** Opening INFORMATION PROVIDED block **
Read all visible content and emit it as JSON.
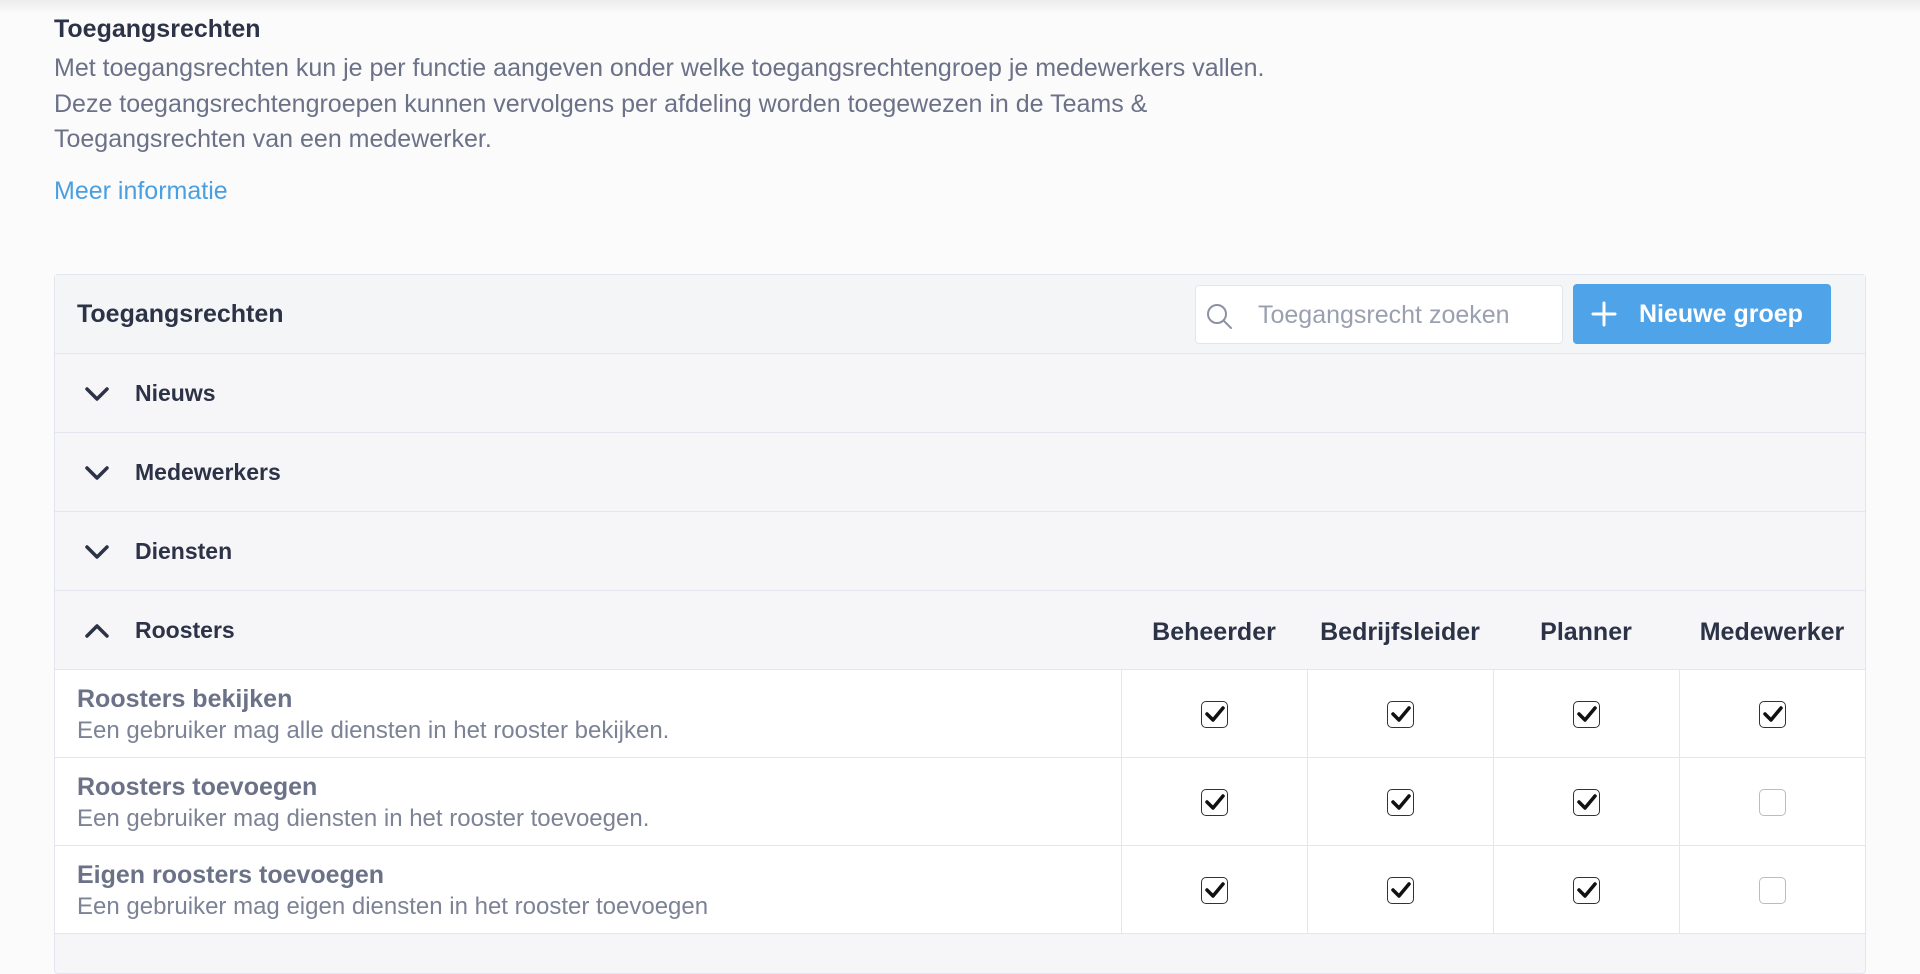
{
  "intro": {
    "title": "Toegangsrechten",
    "description": "Met toegangsrechten kun je per functie aangeven onder welke toegangsrechtengroep je medewerkers vallen. Deze toegangsrechtengroepen kunnen vervolgens per afdeling worden toegewezen in de Teams & Toegangsrechten van een medewerker.",
    "link": "Meer informatie"
  },
  "panel": {
    "title": "Toegangsrechten",
    "search_placeholder": "Toegangsrecht zoeken",
    "new_group_label": "Nieuwe groep"
  },
  "sections": [
    {
      "label": "Nieuws",
      "expanded": false
    },
    {
      "label": "Medewerkers",
      "expanded": false
    },
    {
      "label": "Diensten",
      "expanded": false
    },
    {
      "label": "Roosters",
      "expanded": true
    }
  ],
  "columns": [
    "Beheerder",
    "Bedrijfsleider",
    "Planner",
    "Medewerker"
  ],
  "rows": [
    {
      "title": "Roosters bekijken",
      "description": "Een gebruiker mag alle diensten in het rooster bekijken.",
      "checks": [
        true,
        true,
        true,
        true
      ]
    },
    {
      "title": "Roosters toevoegen",
      "description": "Een gebruiker mag diensten in het rooster toevoegen.",
      "checks": [
        true,
        true,
        true,
        false
      ]
    },
    {
      "title": "Eigen roosters toevoegen",
      "description": "Een gebruiker mag eigen diensten in het rooster toevoegen",
      "checks": [
        true,
        true,
        true,
        false
      ]
    }
  ],
  "colors": {
    "accent": "#4fa3e8",
    "link": "#4a9fe0",
    "text": "#2d3347",
    "muted": "#6b7287"
  }
}
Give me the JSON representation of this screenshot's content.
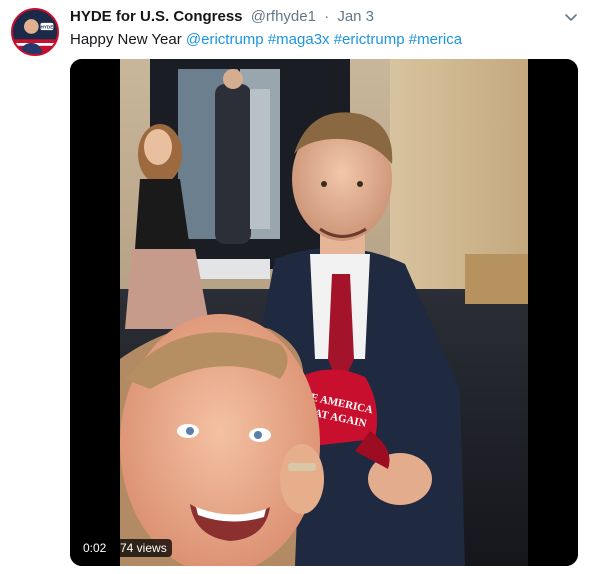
{
  "tweet": {
    "author_name": "HYDE for U.S. Congress",
    "handle": "@rfhyde1",
    "separator": "·",
    "date": "Jan 3",
    "text_prefix": "Happy New Year ",
    "links": [
      "@erictrump",
      "#maga3x",
      "#erictrump",
      "#merica"
    ],
    "avatar_icon": "profile-avatar",
    "menu_icon": "chevron-down-icon"
  },
  "video": {
    "elapsed": "0:02",
    "views": "74 views",
    "hat_text_line1": "MAKE AMERICA",
    "hat_text_line2": "GREAT AGAIN"
  },
  "colors": {
    "link": "#1b95e0",
    "secondary_text": "#657786",
    "primary_text": "#14171a",
    "hat_red": "#c8102e"
  }
}
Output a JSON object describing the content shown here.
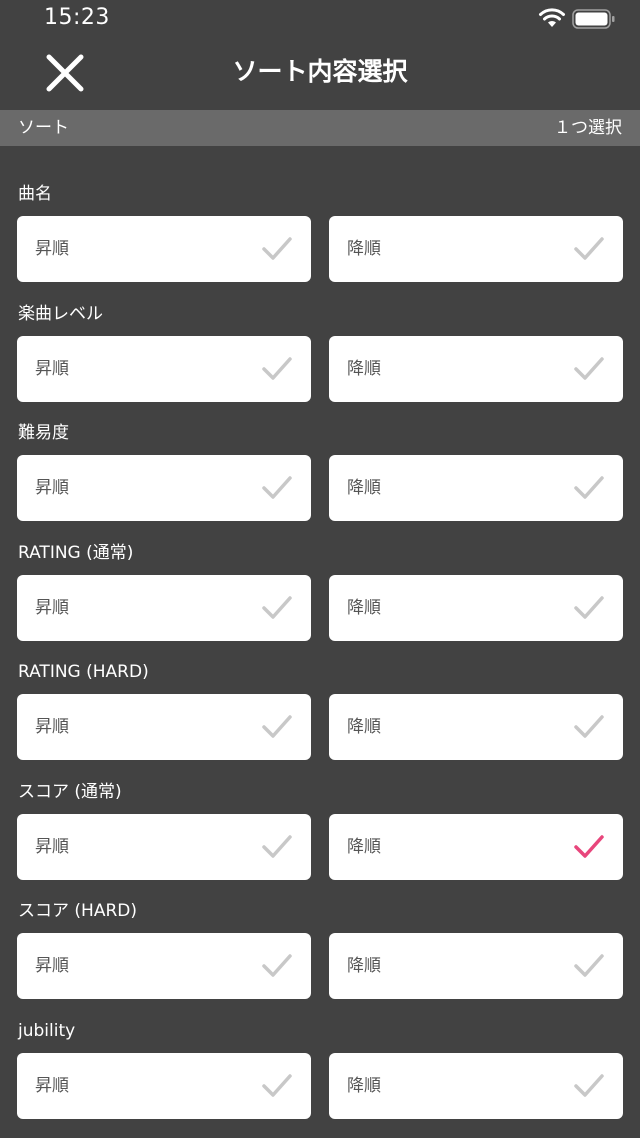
{
  "status_bar": {
    "time": "15:23"
  },
  "nav": {
    "title": "ソート内容選択",
    "close_icon": "close-icon"
  },
  "section": {
    "title": "ソート",
    "note": "１つ選択"
  },
  "colors": {
    "background": "#424242",
    "section_header": "#6a6a6a",
    "card": "#ffffff",
    "check_inactive": "#c8c8c8",
    "check_active": "#e8467c"
  },
  "groups": [
    {
      "label": "曲名",
      "options": [
        {
          "label": "昇順",
          "selected": false
        },
        {
          "label": "降順",
          "selected": false
        }
      ]
    },
    {
      "label": "楽曲レベル",
      "options": [
        {
          "label": "昇順",
          "selected": false
        },
        {
          "label": "降順",
          "selected": false
        }
      ]
    },
    {
      "label": "難易度",
      "options": [
        {
          "label": "昇順",
          "selected": false
        },
        {
          "label": "降順",
          "selected": false
        }
      ]
    },
    {
      "label": "RATING (通常)",
      "options": [
        {
          "label": "昇順",
          "selected": false
        },
        {
          "label": "降順",
          "selected": false
        }
      ]
    },
    {
      "label": "RATING (HARD)",
      "options": [
        {
          "label": "昇順",
          "selected": false
        },
        {
          "label": "降順",
          "selected": false
        }
      ]
    },
    {
      "label": "スコア (通常)",
      "options": [
        {
          "label": "昇順",
          "selected": false
        },
        {
          "label": "降順",
          "selected": true
        }
      ]
    },
    {
      "label": "スコア (HARD)",
      "options": [
        {
          "label": "昇順",
          "selected": false
        },
        {
          "label": "降順",
          "selected": false
        }
      ]
    },
    {
      "label": "jubility",
      "options": [
        {
          "label": "昇順",
          "selected": false
        },
        {
          "label": "降順",
          "selected": false
        }
      ]
    }
  ]
}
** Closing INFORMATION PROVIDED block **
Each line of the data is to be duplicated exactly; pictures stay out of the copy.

Read all visible content and emit it as JSON.
{
  "intro": {
    "title": "Toegangsrechten",
    "description": "Met toegangsrechten kun je per functie aangeven onder welke toegangsrechtengroep je medewerkers vallen. Deze toegangsrechtengroepen kunnen vervolgens per afdeling worden toegewezen in de Teams & Toegangsrechten van een medewerker.",
    "link": "Meer informatie"
  },
  "panel": {
    "title": "Toegangsrechten",
    "search_placeholder": "Toegangsrecht zoeken",
    "new_group_label": "Nieuwe groep"
  },
  "sections": [
    {
      "label": "Nieuws",
      "expanded": false
    },
    {
      "label": "Medewerkers",
      "expanded": false
    },
    {
      "label": "Diensten",
      "expanded": false
    },
    {
      "label": "Roosters",
      "expanded": true
    }
  ],
  "columns": [
    "Beheerder",
    "Bedrijfsleider",
    "Planner",
    "Medewerker"
  ],
  "rows": [
    {
      "title": "Roosters bekijken",
      "description": "Een gebruiker mag alle diensten in het rooster bekijken.",
      "checks": [
        true,
        true,
        true,
        true
      ]
    },
    {
      "title": "Roosters toevoegen",
      "description": "Een gebruiker mag diensten in het rooster toevoegen.",
      "checks": [
        true,
        true,
        true,
        false
      ]
    },
    {
      "title": "Eigen roosters toevoegen",
      "description": "Een gebruiker mag eigen diensten in het rooster toevoegen",
      "checks": [
        true,
        true,
        true,
        false
      ]
    }
  ],
  "colors": {
    "accent": "#4fa3e8",
    "link": "#4a9fe0",
    "text": "#2d3347",
    "muted": "#6b7287"
  }
}
Give me the JSON representation of this screenshot's content.
{
  "tweet": {
    "author_name": "HYDE for U.S. Congress",
    "handle": "@rfhyde1",
    "separator": "·",
    "date": "Jan 3",
    "text_prefix": "Happy New Year ",
    "links": [
      "@erictrump",
      "#maga3x",
      "#erictrump",
      "#merica"
    ],
    "avatar_icon": "profile-avatar",
    "menu_icon": "chevron-down-icon"
  },
  "video": {
    "elapsed": "0:02",
    "views": "74 views",
    "hat_text_line1": "MAKE AMERICA",
    "hat_text_line2": "GREAT AGAIN"
  },
  "colors": {
    "link": "#1b95e0",
    "secondary_text": "#657786",
    "primary_text": "#14171a",
    "hat_red": "#c8102e"
  }
}
Output a JSON object describing the content shown here.
{
  "status_bar": {
    "time": "15:23"
  },
  "nav": {
    "title": "ソート内容選択",
    "close_icon": "close-icon"
  },
  "section": {
    "title": "ソート",
    "note": "１つ選択"
  },
  "colors": {
    "background": "#424242",
    "section_header": "#6a6a6a",
    "card": "#ffffff",
    "check_inactive": "#c8c8c8",
    "check_active": "#e8467c"
  },
  "groups": [
    {
      "label": "曲名",
      "options": [
        {
          "label": "昇順",
          "selected": false
        },
        {
          "label": "降順",
          "selected": false
        }
      ]
    },
    {
      "label": "楽曲レベル",
      "options": [
        {
          "label": "昇順",
          "selected": false
        },
        {
          "label": "降順",
          "selected": false
        }
      ]
    },
    {
      "label": "難易度",
      "options": [
        {
          "label": "昇順",
          "selected": false
        },
        {
          "label": "降順",
          "selected": false
        }
      ]
    },
    {
      "label": "RATING (通常)",
      "options": [
        {
          "label": "昇順",
          "selected": false
        },
        {
          "label": "降順",
          "selected": false
        }
      ]
    },
    {
      "label": "RATING (HARD)",
      "options": [
        {
          "label": "昇順",
          "selected": false
        },
        {
          "label": "降順",
          "selected": false
        }
      ]
    },
    {
      "label": "スコア (通常)",
      "options": [
        {
          "label": "昇順",
          "selected": false
        },
        {
          "label": "降順",
          "selected": true
        }
      ]
    },
    {
      "label": "スコア (HARD)",
      "options": [
        {
          "label": "昇順",
          "selected": false
        },
        {
          "label": "降順",
          "selected": false
        }
      ]
    },
    {
      "label": "jubility",
      "options": [
        {
          "label": "昇順",
          "selected": false
        },
        {
          "label": "降順",
          "selected": false
        }
      ]
    }
  ]
}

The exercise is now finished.